(Page and application data records)
************
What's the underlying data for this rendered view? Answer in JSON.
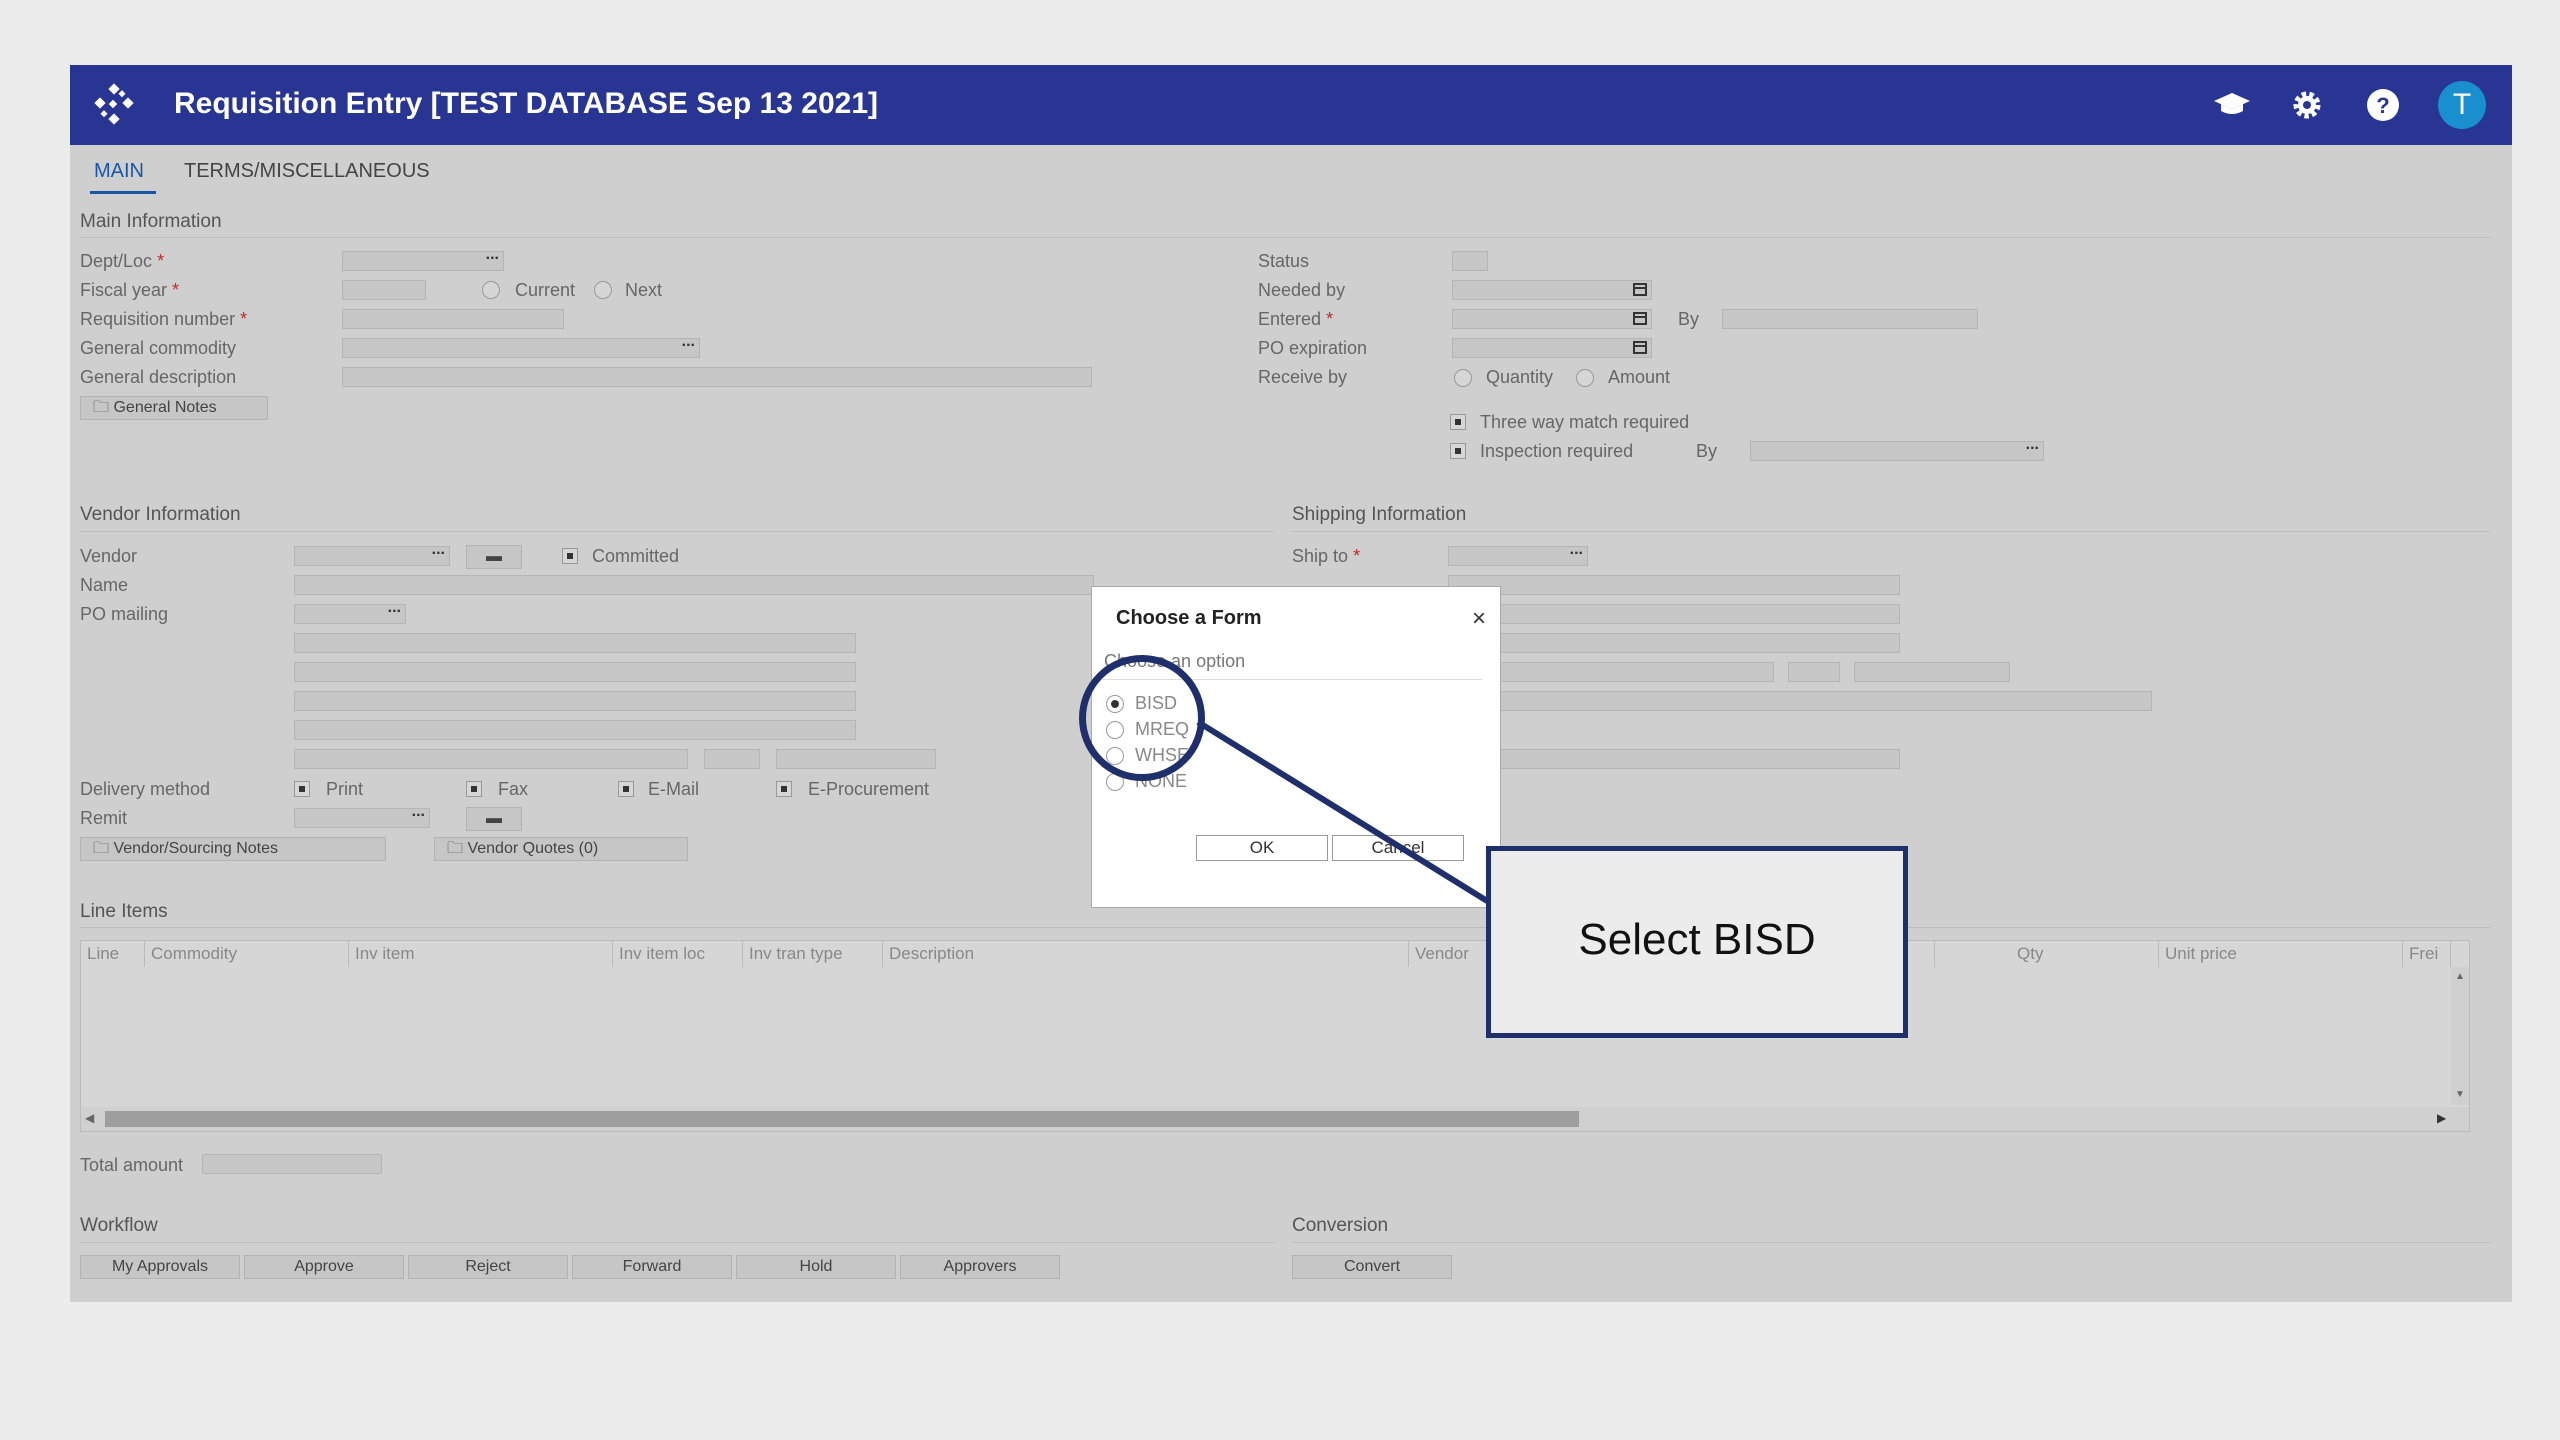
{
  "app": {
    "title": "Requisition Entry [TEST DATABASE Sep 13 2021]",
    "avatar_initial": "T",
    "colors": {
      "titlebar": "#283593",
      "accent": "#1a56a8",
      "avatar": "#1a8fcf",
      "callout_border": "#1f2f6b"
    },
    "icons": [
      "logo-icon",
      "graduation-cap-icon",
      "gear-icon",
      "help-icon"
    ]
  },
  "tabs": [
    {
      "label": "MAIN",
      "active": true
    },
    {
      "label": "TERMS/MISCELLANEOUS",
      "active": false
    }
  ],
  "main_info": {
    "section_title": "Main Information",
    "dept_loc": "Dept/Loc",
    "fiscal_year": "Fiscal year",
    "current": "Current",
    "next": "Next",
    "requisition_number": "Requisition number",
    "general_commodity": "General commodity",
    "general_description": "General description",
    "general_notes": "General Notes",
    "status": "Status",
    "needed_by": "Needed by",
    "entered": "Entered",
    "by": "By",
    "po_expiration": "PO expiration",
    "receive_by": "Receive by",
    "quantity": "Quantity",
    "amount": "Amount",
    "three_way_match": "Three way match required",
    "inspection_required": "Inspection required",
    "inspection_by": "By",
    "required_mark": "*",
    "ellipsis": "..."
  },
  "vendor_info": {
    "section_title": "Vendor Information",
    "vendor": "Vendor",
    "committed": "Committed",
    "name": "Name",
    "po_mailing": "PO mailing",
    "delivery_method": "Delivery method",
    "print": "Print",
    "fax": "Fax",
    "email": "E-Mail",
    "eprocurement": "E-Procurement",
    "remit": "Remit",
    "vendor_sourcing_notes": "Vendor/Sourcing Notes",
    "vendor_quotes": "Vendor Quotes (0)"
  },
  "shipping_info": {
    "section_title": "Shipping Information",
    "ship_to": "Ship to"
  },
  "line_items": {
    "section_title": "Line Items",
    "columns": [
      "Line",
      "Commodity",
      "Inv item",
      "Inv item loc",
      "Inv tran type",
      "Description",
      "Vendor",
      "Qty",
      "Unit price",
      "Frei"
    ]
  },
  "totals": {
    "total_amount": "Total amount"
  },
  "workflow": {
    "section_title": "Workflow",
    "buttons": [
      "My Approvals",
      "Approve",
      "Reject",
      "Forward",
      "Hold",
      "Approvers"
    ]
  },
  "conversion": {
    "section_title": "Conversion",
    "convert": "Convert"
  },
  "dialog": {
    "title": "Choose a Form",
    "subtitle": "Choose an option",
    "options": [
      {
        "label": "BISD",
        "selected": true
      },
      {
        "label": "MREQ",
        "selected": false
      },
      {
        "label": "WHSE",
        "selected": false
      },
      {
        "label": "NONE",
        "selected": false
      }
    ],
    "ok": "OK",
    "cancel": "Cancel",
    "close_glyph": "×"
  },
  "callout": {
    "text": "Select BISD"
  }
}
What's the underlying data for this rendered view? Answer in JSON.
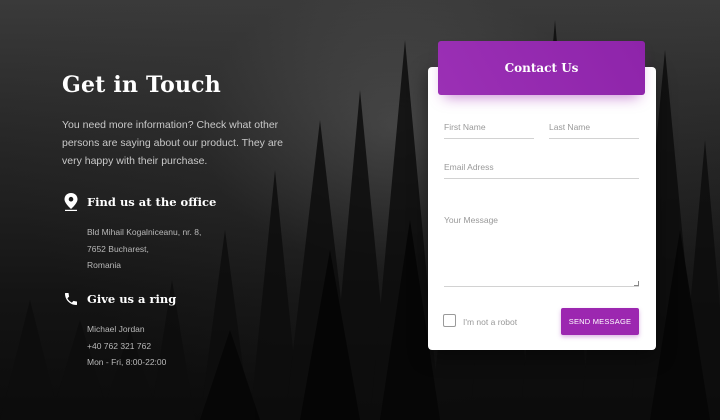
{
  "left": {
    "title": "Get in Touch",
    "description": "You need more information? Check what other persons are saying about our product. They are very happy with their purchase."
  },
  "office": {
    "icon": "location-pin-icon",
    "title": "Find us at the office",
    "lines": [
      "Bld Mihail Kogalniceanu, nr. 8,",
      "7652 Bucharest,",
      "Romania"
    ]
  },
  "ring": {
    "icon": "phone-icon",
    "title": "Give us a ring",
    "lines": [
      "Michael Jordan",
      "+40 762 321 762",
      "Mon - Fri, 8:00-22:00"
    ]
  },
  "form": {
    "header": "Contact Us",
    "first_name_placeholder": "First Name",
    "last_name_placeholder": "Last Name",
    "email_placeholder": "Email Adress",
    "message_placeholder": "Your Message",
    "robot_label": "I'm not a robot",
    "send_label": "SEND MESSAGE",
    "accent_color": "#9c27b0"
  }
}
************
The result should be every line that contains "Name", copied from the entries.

    "name": "Name",
    "first_name_placeholder": "First Name",
    "last_name_placeholder": "Last Name",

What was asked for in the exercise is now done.